      "\n\nDo you want to debug?"                  \
      "\n(Cancel means don't assert here again)",  \
      "Debug?", MB_YESNOCANCEL | MB_ICONHAND)){	   \
      case IDYES:                                  \
        __debugbreak()                       /*5*/ \
        break;                                     \
      case IDCANCEL:                               \
        check = false;                             \
      }                                            \
   }                                               \
} while((void)false, false)                  /*6*/
#else
#define CANCLEABLE_ASSERT(x)((void)0)
#endif

A bit of explanation for anyone interested.

  1. If this is the first time you see multi-line macros, having a backslash at the end of the line pulls the next line into the macro, this is why I used C style comments  and not C++ for numbering, otherwise the rest of the macro would also be commented out.
  2. The whole thing is wrapped by a do { } while in order to make this a single statement (here’s why).
  3. The do { } while also introduces a new scope which makes the static boolean very localized and we don’t have to worry about giving it a unique name.
  4. the condition is only evaluated if this specific assert hasn’t been canceled due to logical and short-circuiting this is a nice feature since expr may be arbitrarily costly to compute (this is also why expr is parenthesised).
  5. In case we choose to debug the code the int 3 assembly instruction breaks into the debugger, note that in assembly int stands for interrupt, not integer  Edit: Thanks to Ofek for suggesting I use __debugbreak() instead.
  6. The while condition is ugly in order to prevent compiler warnings.

Cancelable asserts

As an added benefit this dialog has more intiative buttons. Yes I want to debug, No I do not want to debug, please Cancel this breakpoint for the duration of this program.

As I mentioned above, this code did not make into our code base so I can’t vouch for it 100% but I’m hereby placing it in the public domain. I hope you find it useful (or at least mildly interesting).





Malkovich?

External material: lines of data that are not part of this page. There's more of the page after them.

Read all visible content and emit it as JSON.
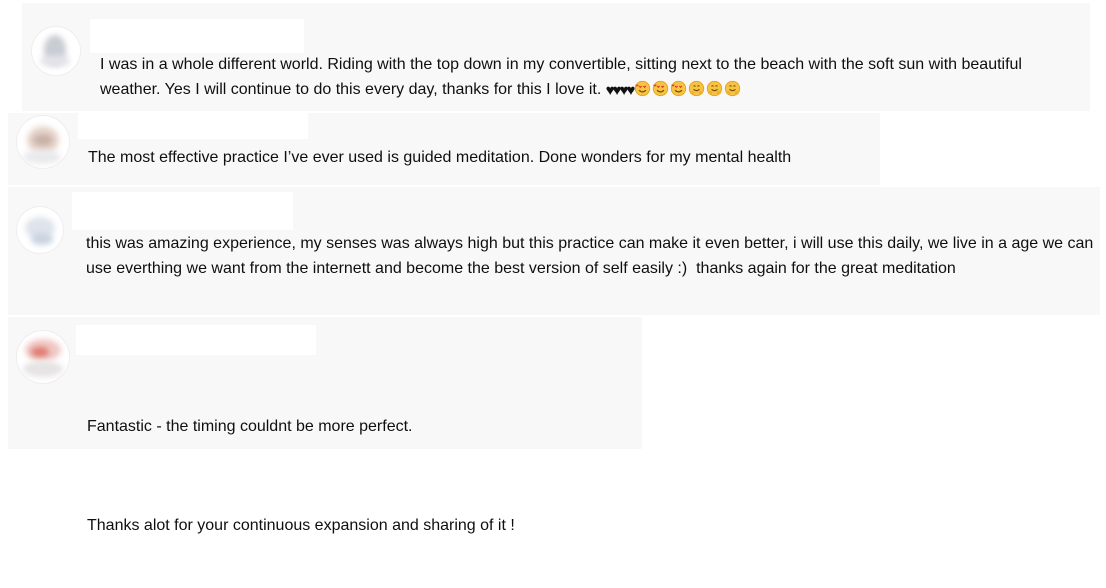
{
  "comments": [
    {
      "text": "I was in a whole different world. Riding with the top down in my convertible, sitting next to the beach with the soft sun with beautiful weather. Yes I will continue to do this every day, thanks for this I love it.",
      "emojis": [
        "black-heart",
        "black-heart",
        "black-heart",
        "black-heart",
        "smiling-face-with-hearts",
        "smiling-face-with-hearts",
        "smiling-face-with-hearts",
        "hugging-face",
        "hugging-face",
        "hugging-face"
      ]
    },
    {
      "text": "The most effective practice I’ve ever used is guided meditation. Done wonders for my mental health"
    },
    {
      "text": "this was amazing experience, my senses was always high but this practice can make it even better, i will use this daily, we live in a age we can use everthing we want from the internett and become the best version of self easily :)  thanks again for the great meditation"
    },
    {
      "paragraphs": [
        "Fantastic - the timing couldnt be more perfect.",
        "Thanks alot for your continuous expansion and sharing of it !"
      ]
    }
  ],
  "colors": {
    "card_background": "#f8f8f8",
    "text": "#0f0f0f",
    "name_redaction": "#ffffff"
  }
}
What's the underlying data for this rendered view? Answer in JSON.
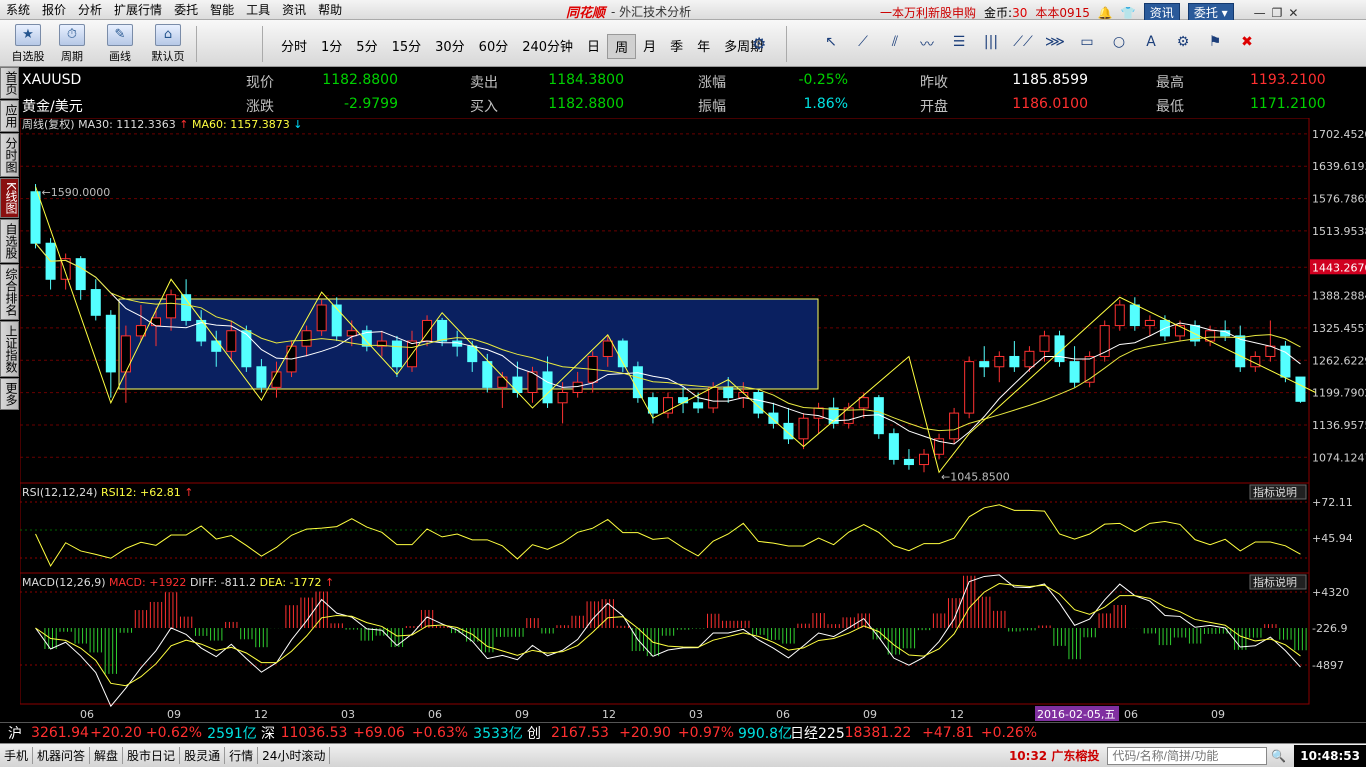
{
  "menu": [
    "系统",
    "报价",
    "分析",
    "扩展行情",
    "委托",
    "智能",
    "工具",
    "资讯",
    "帮助"
  ],
  "app": {
    "logo": "同花顺",
    "title": "外汇技术分析"
  },
  "topright": {
    "ipo": "一本万利新股申购",
    "gold_label": "金币:",
    "gold": "30",
    "account": "本本0915",
    "news_btn": "资讯",
    "trade_btn": "委托"
  },
  "toolbar": {
    "big": [
      {
        "label": "自选股",
        "icon": "star-icon",
        "glyph": "★"
      },
      {
        "label": "周期",
        "icon": "period-icon",
        "glyph": "⏱"
      },
      {
        "label": "画线",
        "icon": "pen-icon",
        "glyph": "✎"
      },
      {
        "label": "默认页",
        "icon": "home-icon",
        "glyph": "⌂"
      }
    ],
    "periods": [
      "分时",
      "1分",
      "5分",
      "15分",
      "30分",
      "60分",
      "240分钟",
      "日",
      "周",
      "月",
      "季",
      "年",
      "多周期"
    ],
    "selected_period": "周"
  },
  "lefttabs": [
    {
      "label": "首页",
      "sel": false
    },
    {
      "label": "应用",
      "sel": false
    },
    {
      "label": "分时图",
      "sel": false
    },
    {
      "label": "K线图",
      "sel": true
    },
    {
      "label": "自选股",
      "sel": false
    },
    {
      "label": "综合排名",
      "sel": false
    },
    {
      "label": "上证指数",
      "sel": false
    },
    {
      "label": "更多",
      "sel": false
    }
  ],
  "quote": {
    "symbol": "XAUUSD",
    "name": "黄金/美元",
    "row1": [
      {
        "k": "现价",
        "v": "1182.8800",
        "c": "green"
      },
      {
        "k": "卖出",
        "v": "1184.3800",
        "c": "green"
      },
      {
        "k": "涨幅",
        "v": "-0.25%",
        "c": "green"
      },
      {
        "k": "昨收",
        "v": "1185.8599",
        "c": "white"
      },
      {
        "k": "最高",
        "v": "1193.2100",
        "c": "red"
      }
    ],
    "row2": [
      {
        "k": "涨跌",
        "v": "-2.9799",
        "c": "green"
      },
      {
        "k": "买入",
        "v": "1182.8800",
        "c": "green"
      },
      {
        "k": "振幅",
        "v": "1.86%",
        "c": "cyan"
      },
      {
        "k": "开盘",
        "v": "1186.0100",
        "c": "red"
      },
      {
        "k": "最低",
        "v": "1171.2100",
        "c": "green"
      }
    ]
  },
  "main_legend": {
    "title": "周线(复权)",
    "ma30_label": "MA30: 1112.3363",
    "ma60_label": "MA60: 1157.3873"
  },
  "rsi_legend": {
    "label": "RSI(12,12,24)",
    "value": "RSI12: +62.81",
    "button": "指标说明"
  },
  "macd_legend": {
    "label": "MACD(12,26,9)",
    "macd": "MACD: +1922",
    "diff": "DIFF: -811.2",
    "dea": "DEA: -1772",
    "button": "指标说明"
  },
  "chart_data": {
    "type": "candlestick",
    "price_axis": {
      "ticks": [
        1702.452,
        1639.6193,
        1576.7865,
        1513.9538,
        1443.267,
        1388.2884,
        1325.4557,
        1262.6229,
        1199.7902,
        1136.9575,
        1074.1247
      ],
      "highlight": "1443.2670",
      "range": [
        1030,
        1710
      ]
    },
    "annotations": {
      "high": "1590.0000",
      "low": "1045.8500"
    },
    "rsi_axis": {
      "ticks": [
        "+72.11",
        "+45.94"
      ]
    },
    "macd_axis": {
      "ticks": [
        "+4320",
        "-226.9",
        "-4897"
      ]
    },
    "x_labels": [
      "06",
      "09",
      "12",
      "03",
      "06",
      "09",
      "12",
      "03",
      "06",
      "09",
      "12",
      "2016-02-05,五",
      "06",
      "09"
    ],
    "candles": [
      [
        1590,
        1605,
        1480,
        1490
      ],
      [
        1490,
        1500,
        1400,
        1420
      ],
      [
        1420,
        1470,
        1400,
        1460
      ],
      [
        1460,
        1465,
        1380,
        1400
      ],
      [
        1400,
        1420,
        1340,
        1350
      ],
      [
        1350,
        1360,
        1190,
        1240
      ],
      [
        1240,
        1330,
        1180,
        1310
      ],
      [
        1310,
        1370,
        1300,
        1330
      ],
      [
        1330,
        1365,
        1290,
        1345
      ],
      [
        1345,
        1400,
        1320,
        1390
      ],
      [
        1390,
        1420,
        1330,
        1340
      ],
      [
        1340,
        1360,
        1290,
        1300
      ],
      [
        1300,
        1320,
        1250,
        1280
      ],
      [
        1280,
        1340,
        1260,
        1320
      ],
      [
        1320,
        1330,
        1240,
        1250
      ],
      [
        1250,
        1265,
        1200,
        1210
      ],
      [
        1210,
        1260,
        1190,
        1240
      ],
      [
        1240,
        1300,
        1230,
        1290
      ],
      [
        1290,
        1330,
        1270,
        1320
      ],
      [
        1320,
        1380,
        1310,
        1370
      ],
      [
        1370,
        1385,
        1300,
        1310
      ],
      [
        1310,
        1340,
        1290,
        1320
      ],
      [
        1320,
        1330,
        1280,
        1290
      ],
      [
        1290,
        1320,
        1270,
        1300
      ],
      [
        1300,
        1310,
        1230,
        1250
      ],
      [
        1250,
        1320,
        1240,
        1300
      ],
      [
        1300,
        1350,
        1290,
        1340
      ],
      [
        1340,
        1345,
        1290,
        1300
      ],
      [
        1300,
        1320,
        1270,
        1290
      ],
      [
        1290,
        1300,
        1240,
        1260
      ],
      [
        1260,
        1275,
        1200,
        1210
      ],
      [
        1210,
        1240,
        1170,
        1230
      ],
      [
        1230,
        1260,
        1190,
        1200
      ],
      [
        1200,
        1250,
        1180,
        1240
      ],
      [
        1240,
        1270,
        1170,
        1180
      ],
      [
        1180,
        1220,
        1140,
        1200
      ],
      [
        1200,
        1240,
        1190,
        1220
      ],
      [
        1220,
        1280,
        1200,
        1270
      ],
      [
        1270,
        1310,
        1250,
        1300
      ],
      [
        1300,
        1305,
        1240,
        1250
      ],
      [
        1250,
        1260,
        1180,
        1190
      ],
      [
        1190,
        1200,
        1140,
        1160
      ],
      [
        1160,
        1200,
        1150,
        1190
      ],
      [
        1190,
        1210,
        1160,
        1180
      ],
      [
        1180,
        1200,
        1160,
        1170
      ],
      [
        1170,
        1220,
        1160,
        1210
      ],
      [
        1210,
        1230,
        1180,
        1190
      ],
      [
        1190,
        1220,
        1170,
        1200
      ],
      [
        1200,
        1205,
        1150,
        1160
      ],
      [
        1160,
        1180,
        1130,
        1140
      ],
      [
        1140,
        1170,
        1100,
        1110
      ],
      [
        1110,
        1160,
        1090,
        1150
      ],
      [
        1150,
        1180,
        1120,
        1170
      ],
      [
        1170,
        1190,
        1130,
        1140
      ],
      [
        1140,
        1180,
        1130,
        1170
      ],
      [
        1170,
        1200,
        1150,
        1190
      ],
      [
        1190,
        1195,
        1110,
        1120
      ],
      [
        1120,
        1130,
        1060,
        1070
      ],
      [
        1070,
        1090,
        1050,
        1060
      ],
      [
        1060,
        1090,
        1045,
        1080
      ],
      [
        1080,
        1120,
        1070,
        1110
      ],
      [
        1110,
        1170,
        1100,
        1160
      ],
      [
        1160,
        1270,
        1150,
        1260
      ],
      [
        1260,
        1290,
        1230,
        1250
      ],
      [
        1250,
        1280,
        1220,
        1270
      ],
      [
        1270,
        1300,
        1240,
        1250
      ],
      [
        1250,
        1290,
        1240,
        1280
      ],
      [
        1280,
        1320,
        1260,
        1310
      ],
      [
        1310,
        1320,
        1250,
        1260
      ],
      [
        1260,
        1290,
        1210,
        1220
      ],
      [
        1220,
        1280,
        1210,
        1270
      ],
      [
        1270,
        1340,
        1260,
        1330
      ],
      [
        1330,
        1380,
        1320,
        1370
      ],
      [
        1370,
        1385,
        1320,
        1330
      ],
      [
        1330,
        1350,
        1310,
        1340
      ],
      [
        1340,
        1350,
        1300,
        1310
      ],
      [
        1310,
        1340,
        1300,
        1330
      ],
      [
        1330,
        1340,
        1290,
        1300
      ],
      [
        1300,
        1330,
        1290,
        1320
      ],
      [
        1320,
        1340,
        1300,
        1310
      ],
      [
        1310,
        1330,
        1240,
        1250
      ],
      [
        1250,
        1280,
        1240,
        1270
      ],
      [
        1270,
        1340,
        1260,
        1290
      ],
      [
        1290,
        1300,
        1220,
        1230
      ],
      [
        1230,
        1230,
        1180,
        1182.88
      ]
    ]
  },
  "status": [
    {
      "t": "沪",
      "c": "white"
    },
    {
      "t": "3261.94",
      "c": "red"
    },
    {
      "t": "+20.20",
      "c": "red"
    },
    {
      "t": "+0.62%",
      "c": "red"
    },
    {
      "t": "2591亿",
      "c": "cyan"
    },
    {
      "t": "深",
      "c": "white"
    },
    {
      "t": "11036.53",
      "c": "red"
    },
    {
      "t": "+69.06",
      "c": "red"
    },
    {
      "t": "+0.63%",
      "c": "red"
    },
    {
      "t": "3533亿",
      "c": "cyan"
    },
    {
      "t": "创",
      "c": "white"
    },
    {
      "t": "2167.53",
      "c": "red"
    },
    {
      "t": "+20.90",
      "c": "red"
    },
    {
      "t": "+0.97%",
      "c": "red"
    },
    {
      "t": "990.8亿",
      "c": "cyan"
    },
    {
      "t": "日经225",
      "c": "white"
    },
    {
      "t": "18381.22",
      "c": "red"
    },
    {
      "t": "+47.81",
      "c": "red"
    },
    {
      "t": "+0.26%",
      "c": "red"
    }
  ],
  "bottom": {
    "tabs": [
      "手机",
      "机器问答",
      "解盘",
      "股市日记",
      "股灵通",
      "行情",
      "24小时滚动"
    ],
    "ticker": "10:32 广东榕投",
    "search_placeholder": "代码/名称/简拼/功能",
    "clock": "10:48:53"
  }
}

Malkovich Malkovich!

15 07 2013

If you ever logged logged in to a windows computer that uses the Japanese display language you probably saw that the path separator is not the common backslash (\) but the Yen symbol (¥).

Well at least that was what I thought, I recently got a defect that we haven’t localized one of our dialogs correctly and it showed backslash on Japanese OSs. My first thought was that somebody hardcoded ‘\’ instead of Path.DirectorySeparatorChar but a quick look at the code showed that we were using the path as supplied by the OS. This forced me to learn something new which I will now inflict on you.

Since reading Joel’s classic The Absolute Minimum Every Software Developer Absolutely, Positively Must Know About Unicode and Character Sets (No Excuses!)  my understanding was that the Unicode range of [0-127] (aka ANSI or ASCII) was the same the world over. Quote:

Eventually this OEM free-for-all got codified in the ANSI standard. In the ANSI standard, everybody agreed on what to do below 128, which was pretty much the same as ASCII, but there were lots of different ways to handle the characters from 128 and on up…

As appropriate for a post describing the “absolute minimum” this is not the whole story, Michael Kaplan’s post when is a backslash not a backslash taught me that on Japanese OSs a backslash (Unicode U+005c which is 92 – less than 128) it is displayed as Yen (¥), even though it is not the Unicode Yen character (Unicode U+00A5). This means that the path separator is still backslash it’s only displayed as a Yen, it also means that the actual Yen is not a path separator. Since Yen is not a path separator it can be used in file names and the following path can mean several different files:

C:¥¥¥¥¥¥¥¥¥¥¥¥¥.¥The first ¥ must actually be a backslash (and the second can’t be a backslash) which means that the file in question may be any of the following:

c:\¥¥¥¥¥¥¥¥\¥¥¥.¥
c:\¥¥¥\¥¥¥¥\¥¥¥.¥
c:\¥¥\¥¥\¥¥\¥¥¥.¥
c:\¥¥¥¥¥¥¥¥\¥¥¥.¥
c:\¥\¥\¥\¥\¥¥¥¥.¥
... and many more

c:\¥\¥\¥\¥\¥¥¥¥.¥

The same story applies to Korean Won ().

tl;dr how a backslash appears depends on the font you use, the path separator is not localized on Japanese OSs.


A more topical title for this post would probably be Hodor hodor hodor.